When it comes to assault, states have their own sets of laws that define and set penalties for the crime. In Texas, assault could result in a Class C misdemeanor conviction, but it could also result in a first-degree felony conviction.
Here are the distinctions between the various assault charges.
The definition of assault
There are three different ways a person can commit assault. It could be an intentional threat of bodily injury, either of a spouse or someone else. There is no requirement for the involvement of physical contact. However, if a person does cause physical harm to someone else on purpose, that is assault, too. An individual may also face assault charges if he or she knows someone would believe that contact is provocative or offensive and the individual initiates such contact anyway.
If the assault causes someone to sustain a serious injury, or if it involves a weapon, the charge may be aggravated assault.
Misdemeanor assault charges
The threat of physical harm or offensive or provocative contact can lead to a Class C misdemeanor, as long as there are not any aggravating factors. The penalty may be a fine as high as $500.
The conviction may be a Class B misdemeanor if the victim is participating in a sporting event and the assault takes place during the performance, or it happens afterward in retaliation for the participant’s performance. In addition to a fine of as much as $2,000, this conviction results in as many as 180 days in jail.
A Class A misdemeanor, which may include up to $4,000 and one year in jail as penalties, involves bodily injury without an aggravating factor. Offensive or provocative physical contact with an elderly individual is also a Class A misdemeanor.
Felony assault charges
The offense becomes a third-degree felony if the victim is one of the following:

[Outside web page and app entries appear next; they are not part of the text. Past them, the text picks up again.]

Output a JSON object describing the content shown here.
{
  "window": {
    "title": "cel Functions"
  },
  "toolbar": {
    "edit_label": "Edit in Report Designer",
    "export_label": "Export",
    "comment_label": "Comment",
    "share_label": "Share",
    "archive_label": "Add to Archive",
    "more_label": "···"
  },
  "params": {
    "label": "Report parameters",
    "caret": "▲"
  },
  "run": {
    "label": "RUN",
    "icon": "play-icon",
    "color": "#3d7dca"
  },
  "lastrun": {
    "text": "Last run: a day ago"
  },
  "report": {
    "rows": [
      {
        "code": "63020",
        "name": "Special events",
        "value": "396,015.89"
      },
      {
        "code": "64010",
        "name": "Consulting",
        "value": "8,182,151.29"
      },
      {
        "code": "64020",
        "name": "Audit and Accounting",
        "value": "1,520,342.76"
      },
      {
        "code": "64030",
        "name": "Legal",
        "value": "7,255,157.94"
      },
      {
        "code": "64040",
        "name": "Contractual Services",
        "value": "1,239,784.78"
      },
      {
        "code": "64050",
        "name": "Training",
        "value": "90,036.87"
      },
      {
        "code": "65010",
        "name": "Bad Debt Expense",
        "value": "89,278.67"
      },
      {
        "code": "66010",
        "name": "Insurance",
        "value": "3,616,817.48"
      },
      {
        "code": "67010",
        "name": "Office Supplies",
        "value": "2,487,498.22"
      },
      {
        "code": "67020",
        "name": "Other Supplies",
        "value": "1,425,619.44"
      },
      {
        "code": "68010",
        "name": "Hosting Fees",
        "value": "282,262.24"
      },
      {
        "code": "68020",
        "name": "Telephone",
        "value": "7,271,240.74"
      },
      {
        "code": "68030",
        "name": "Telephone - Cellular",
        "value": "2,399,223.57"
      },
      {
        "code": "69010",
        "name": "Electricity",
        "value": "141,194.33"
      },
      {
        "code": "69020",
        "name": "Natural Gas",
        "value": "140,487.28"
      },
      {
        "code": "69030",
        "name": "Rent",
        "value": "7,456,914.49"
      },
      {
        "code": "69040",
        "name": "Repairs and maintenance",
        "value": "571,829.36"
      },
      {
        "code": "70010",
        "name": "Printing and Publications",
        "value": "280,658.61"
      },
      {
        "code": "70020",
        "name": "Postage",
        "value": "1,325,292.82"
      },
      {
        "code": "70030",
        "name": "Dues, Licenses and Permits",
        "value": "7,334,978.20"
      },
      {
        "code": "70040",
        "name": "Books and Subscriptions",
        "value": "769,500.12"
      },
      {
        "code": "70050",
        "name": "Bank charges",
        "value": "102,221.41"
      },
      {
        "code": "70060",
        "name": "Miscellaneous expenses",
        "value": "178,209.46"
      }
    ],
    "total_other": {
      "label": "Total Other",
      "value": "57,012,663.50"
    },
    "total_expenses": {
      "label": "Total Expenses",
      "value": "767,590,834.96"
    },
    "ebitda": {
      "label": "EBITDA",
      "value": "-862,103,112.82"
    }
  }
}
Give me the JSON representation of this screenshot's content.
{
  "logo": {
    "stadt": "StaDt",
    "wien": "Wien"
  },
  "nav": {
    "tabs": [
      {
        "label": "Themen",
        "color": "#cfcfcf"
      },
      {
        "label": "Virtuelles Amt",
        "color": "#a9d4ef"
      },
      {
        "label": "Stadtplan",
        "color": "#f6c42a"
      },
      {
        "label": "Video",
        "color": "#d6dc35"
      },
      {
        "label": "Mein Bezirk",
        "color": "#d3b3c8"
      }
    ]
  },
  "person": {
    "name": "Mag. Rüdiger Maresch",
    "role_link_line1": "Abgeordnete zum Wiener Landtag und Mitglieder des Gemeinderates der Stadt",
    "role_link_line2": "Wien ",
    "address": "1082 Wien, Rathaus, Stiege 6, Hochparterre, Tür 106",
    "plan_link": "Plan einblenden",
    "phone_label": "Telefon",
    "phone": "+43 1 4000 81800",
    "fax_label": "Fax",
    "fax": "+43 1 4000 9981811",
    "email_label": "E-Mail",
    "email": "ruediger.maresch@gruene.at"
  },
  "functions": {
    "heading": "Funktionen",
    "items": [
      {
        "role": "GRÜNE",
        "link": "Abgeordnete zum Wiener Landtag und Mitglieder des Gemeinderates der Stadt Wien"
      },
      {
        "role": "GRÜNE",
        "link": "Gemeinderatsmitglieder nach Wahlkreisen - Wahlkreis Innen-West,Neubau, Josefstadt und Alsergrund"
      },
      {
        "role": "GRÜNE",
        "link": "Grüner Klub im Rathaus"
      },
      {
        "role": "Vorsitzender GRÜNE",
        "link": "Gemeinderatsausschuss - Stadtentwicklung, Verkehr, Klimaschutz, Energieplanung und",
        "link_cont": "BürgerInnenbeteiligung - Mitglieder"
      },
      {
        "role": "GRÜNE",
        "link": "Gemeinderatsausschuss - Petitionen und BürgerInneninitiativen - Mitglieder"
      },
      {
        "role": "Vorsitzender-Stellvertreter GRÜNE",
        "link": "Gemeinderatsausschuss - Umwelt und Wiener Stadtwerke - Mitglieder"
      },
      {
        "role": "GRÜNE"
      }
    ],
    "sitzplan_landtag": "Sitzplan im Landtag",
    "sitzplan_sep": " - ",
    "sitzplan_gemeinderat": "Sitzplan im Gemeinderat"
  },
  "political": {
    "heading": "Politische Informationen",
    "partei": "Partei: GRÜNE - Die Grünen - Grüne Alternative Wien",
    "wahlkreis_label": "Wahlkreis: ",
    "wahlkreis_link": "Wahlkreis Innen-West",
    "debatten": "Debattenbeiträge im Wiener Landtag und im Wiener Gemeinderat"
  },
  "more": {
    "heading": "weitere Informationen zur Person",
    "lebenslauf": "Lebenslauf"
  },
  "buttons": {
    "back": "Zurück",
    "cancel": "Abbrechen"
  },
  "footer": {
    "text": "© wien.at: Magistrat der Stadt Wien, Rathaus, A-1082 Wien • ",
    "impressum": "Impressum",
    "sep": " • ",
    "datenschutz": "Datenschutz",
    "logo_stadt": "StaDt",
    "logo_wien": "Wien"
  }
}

- A public servant doing his or her duty in an official capacity
- Someone who lives with the individual, such as a family or household member
- A person who is in a dating relationship
- An employee or contractor performing specific family services for the government
- A security officer performing his or her job duties
- An emergency services worker performing his or her job duties
The penalty for assault against one of these individuals is a fine as high as $10,000 and a prison sentence of as many as 10 years.
A felony in the second-degree results in between two and 20 years in prison and up to $10,000 in fines. These penalties could be due to aggravated assault; assaulting a member of the household or the family, or with whom someone is in a dating relationship, or committing a second offense against one of these individuals; or choking or smothering someone.
It may be a first-degree felony if the victim of aggravated assault is one of the following:
- Someone in a domestic relationship with the individual
- An emergency worker
- A witness or informant to a crime
- A police officer or security guard
- A public official
A person who receives a first-degree felony conviction may have to pay a fine, and he or she will serve a prison sentence ranging as low as five years to as much as a life sentence.